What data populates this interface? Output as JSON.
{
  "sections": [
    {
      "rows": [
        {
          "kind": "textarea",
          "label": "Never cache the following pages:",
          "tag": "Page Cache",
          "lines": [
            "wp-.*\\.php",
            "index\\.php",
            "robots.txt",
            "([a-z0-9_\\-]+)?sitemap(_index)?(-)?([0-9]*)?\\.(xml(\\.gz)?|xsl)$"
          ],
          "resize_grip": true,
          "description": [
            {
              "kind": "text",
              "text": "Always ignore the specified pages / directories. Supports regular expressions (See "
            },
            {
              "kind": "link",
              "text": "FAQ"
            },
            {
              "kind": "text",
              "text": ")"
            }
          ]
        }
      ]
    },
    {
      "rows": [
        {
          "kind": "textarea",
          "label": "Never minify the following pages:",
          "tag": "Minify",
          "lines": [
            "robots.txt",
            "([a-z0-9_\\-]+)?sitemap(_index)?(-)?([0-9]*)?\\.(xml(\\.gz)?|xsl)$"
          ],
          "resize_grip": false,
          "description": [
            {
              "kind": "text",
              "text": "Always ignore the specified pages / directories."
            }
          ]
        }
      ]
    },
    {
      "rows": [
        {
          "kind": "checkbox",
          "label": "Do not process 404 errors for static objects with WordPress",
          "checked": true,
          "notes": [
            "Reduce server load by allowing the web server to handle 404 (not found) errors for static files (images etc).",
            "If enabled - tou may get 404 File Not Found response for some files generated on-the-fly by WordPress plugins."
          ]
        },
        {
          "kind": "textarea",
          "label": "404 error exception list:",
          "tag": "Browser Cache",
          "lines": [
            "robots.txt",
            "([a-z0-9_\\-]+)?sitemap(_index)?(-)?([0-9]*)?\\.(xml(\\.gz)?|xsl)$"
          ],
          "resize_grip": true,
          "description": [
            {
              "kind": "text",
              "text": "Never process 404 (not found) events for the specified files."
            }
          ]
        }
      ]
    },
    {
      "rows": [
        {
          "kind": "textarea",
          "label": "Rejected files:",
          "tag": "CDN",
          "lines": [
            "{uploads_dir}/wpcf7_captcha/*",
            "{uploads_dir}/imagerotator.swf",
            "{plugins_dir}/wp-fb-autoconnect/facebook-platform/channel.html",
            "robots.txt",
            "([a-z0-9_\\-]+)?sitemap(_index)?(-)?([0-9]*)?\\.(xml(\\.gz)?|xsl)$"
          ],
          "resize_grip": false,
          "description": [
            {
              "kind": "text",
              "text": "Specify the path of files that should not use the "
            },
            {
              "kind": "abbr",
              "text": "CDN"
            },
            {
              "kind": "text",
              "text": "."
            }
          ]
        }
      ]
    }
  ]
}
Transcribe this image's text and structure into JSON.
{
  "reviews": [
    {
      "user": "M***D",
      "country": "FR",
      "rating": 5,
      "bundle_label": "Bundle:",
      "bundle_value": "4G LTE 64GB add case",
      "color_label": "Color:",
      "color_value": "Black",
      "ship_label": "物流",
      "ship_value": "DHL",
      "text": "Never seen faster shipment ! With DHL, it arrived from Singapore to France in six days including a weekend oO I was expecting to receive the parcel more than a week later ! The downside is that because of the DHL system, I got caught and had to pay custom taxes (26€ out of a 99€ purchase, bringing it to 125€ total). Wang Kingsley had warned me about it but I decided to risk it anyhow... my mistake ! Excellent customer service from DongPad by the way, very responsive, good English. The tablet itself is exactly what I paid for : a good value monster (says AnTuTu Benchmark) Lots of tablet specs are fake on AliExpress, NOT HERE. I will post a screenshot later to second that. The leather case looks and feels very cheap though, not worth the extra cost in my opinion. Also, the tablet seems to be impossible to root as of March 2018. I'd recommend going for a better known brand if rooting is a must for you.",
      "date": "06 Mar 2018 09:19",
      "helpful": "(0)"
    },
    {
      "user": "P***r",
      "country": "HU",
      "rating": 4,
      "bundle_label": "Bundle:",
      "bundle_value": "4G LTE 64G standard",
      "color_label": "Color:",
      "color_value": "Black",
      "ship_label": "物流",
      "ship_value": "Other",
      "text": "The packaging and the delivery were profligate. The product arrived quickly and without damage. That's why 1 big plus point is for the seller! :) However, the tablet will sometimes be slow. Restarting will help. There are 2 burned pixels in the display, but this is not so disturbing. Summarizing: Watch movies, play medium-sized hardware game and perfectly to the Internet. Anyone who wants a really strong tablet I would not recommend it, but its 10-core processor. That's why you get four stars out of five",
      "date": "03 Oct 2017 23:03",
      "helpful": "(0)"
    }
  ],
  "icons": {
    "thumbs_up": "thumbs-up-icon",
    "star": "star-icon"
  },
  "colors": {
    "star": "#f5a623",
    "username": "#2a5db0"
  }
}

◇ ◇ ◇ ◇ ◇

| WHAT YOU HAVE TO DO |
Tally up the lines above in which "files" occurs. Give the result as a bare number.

| SOLUTION TO THIS EXERCISE |
5